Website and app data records
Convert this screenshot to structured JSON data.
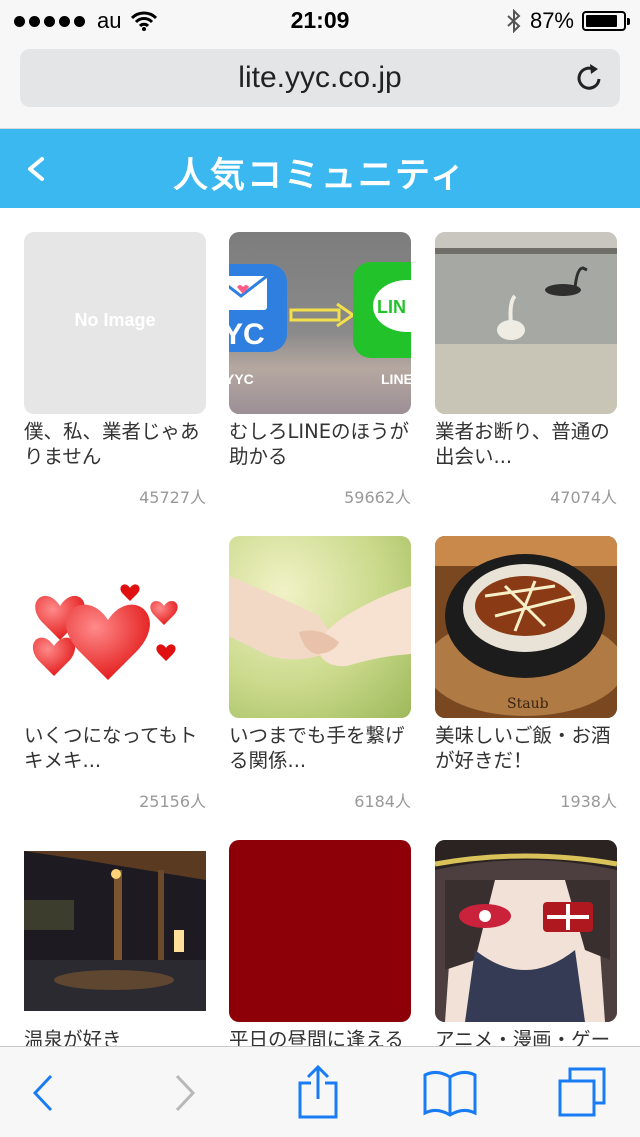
{
  "status": {
    "carrier": "au",
    "time": "21:09",
    "battery": "87%",
    "battery_level": 0.87
  },
  "browser": {
    "url": "lite.yyc.co.jp"
  },
  "header": {
    "title": "人気コミュニティ"
  },
  "communities": [
    {
      "name": "僕、私、業者じゃありません",
      "count": "45727人",
      "image": "no-image",
      "image_text": "No Image"
    },
    {
      "name": "むしろLINEのほうが助かる",
      "count": "59662人",
      "image": "yyc-to-line",
      "yyc_label": "YYC",
      "line_label": "LINE"
    },
    {
      "name": "業者お断り、普通の出会い...",
      "count": "47074人",
      "image": "swans-photo"
    },
    {
      "name": "いくつになってもトキメキ...",
      "count": "25156人",
      "image": "hearts"
    },
    {
      "name": "いつまでも手を繋げる関係...",
      "count": "6184人",
      "image": "holding-hands-photo"
    },
    {
      "name": "美味しいご飯・お酒が好きだ！",
      "count": "1938人",
      "image": "food-photo",
      "pot_text": "Staub"
    },
    {
      "name": "温泉が好き",
      "count": "",
      "image": "onsen-photo"
    },
    {
      "name": "平日の昼間に逢える",
      "count": "",
      "image": "dark-red"
    },
    {
      "name": "アニメ・漫画・ゲー",
      "count": "",
      "image": "anime-character"
    }
  ],
  "colors": {
    "header_bg": "#3bb8f0",
    "ios_blue": "#1a7cf5"
  }
}
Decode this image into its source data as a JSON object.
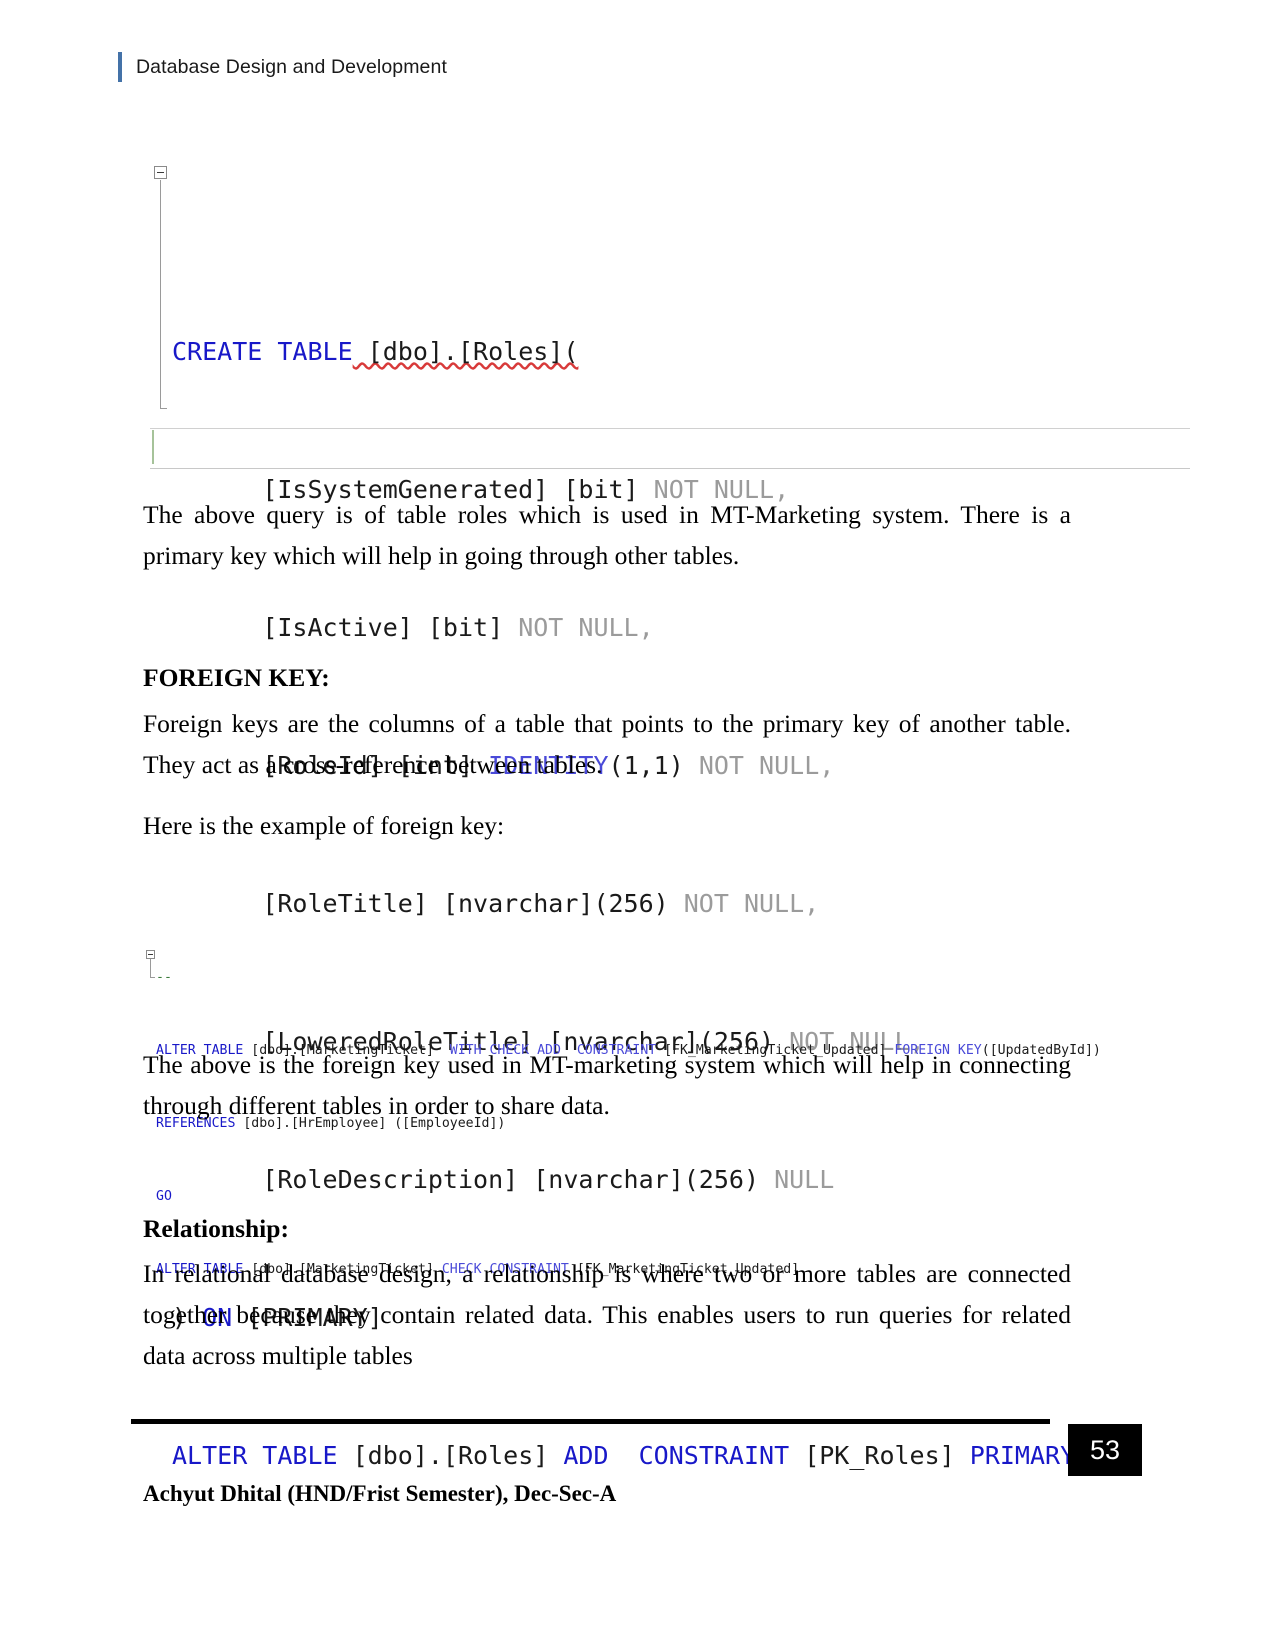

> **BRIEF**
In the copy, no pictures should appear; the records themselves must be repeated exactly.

> **YOUR RESPONSE**
Convert this screenshot to structured JSON data.
{
  "status": {
    "carrier": "au",
    "time": "21:09",
    "battery": "87%",
    "battery_level": 0.87
  },
  "browser": {
    "url": "lite.yyc.co.jp"
  },
  "header": {
    "title": "人気コミュニティ"
  },
  "communities": [
    {
      "name": "僕、私、業者じゃありません",
      "count": "45727人",
      "image": "no-image",
      "image_text": "No Image"
    },
    {
      "name": "むしろLINEのほうが助かる",
      "count": "59662人",
      "image": "yyc-to-line",
      "yyc_label": "YYC",
      "line_label": "LINE"
    },
    {
      "name": "業者お断り、普通の出会い...",
      "count": "47074人",
      "image": "swans-photo"
    },
    {
      "name": "いくつになってもトキメキ...",
      "count": "25156人",
      "image": "hearts"
    },
    {
      "name": "いつまでも手を繋げる関係...",
      "count": "6184人",
      "image": "holding-hands-photo"
    },
    {
      "name": "美味しいご飯・お酒が好きだ！",
      "count": "1938人",
      "image": "food-photo",
      "pot_text": "Staub"
    },
    {
      "name": "温泉が好き",
      "count": "",
      "image": "onsen-photo"
    },
    {
      "name": "平日の昼間に逢える",
      "count": "",
      "image": "dark-red"
    },
    {
      "name": "アニメ・漫画・ゲー",
      "count": "",
      "image": "anime-character"
    }
  ],
  "colors": {
    "header_bg": "#3bb8f0",
    "ios_blue": "#1a7cf5"
  }
}
Decode this image into its source data as a JSON object.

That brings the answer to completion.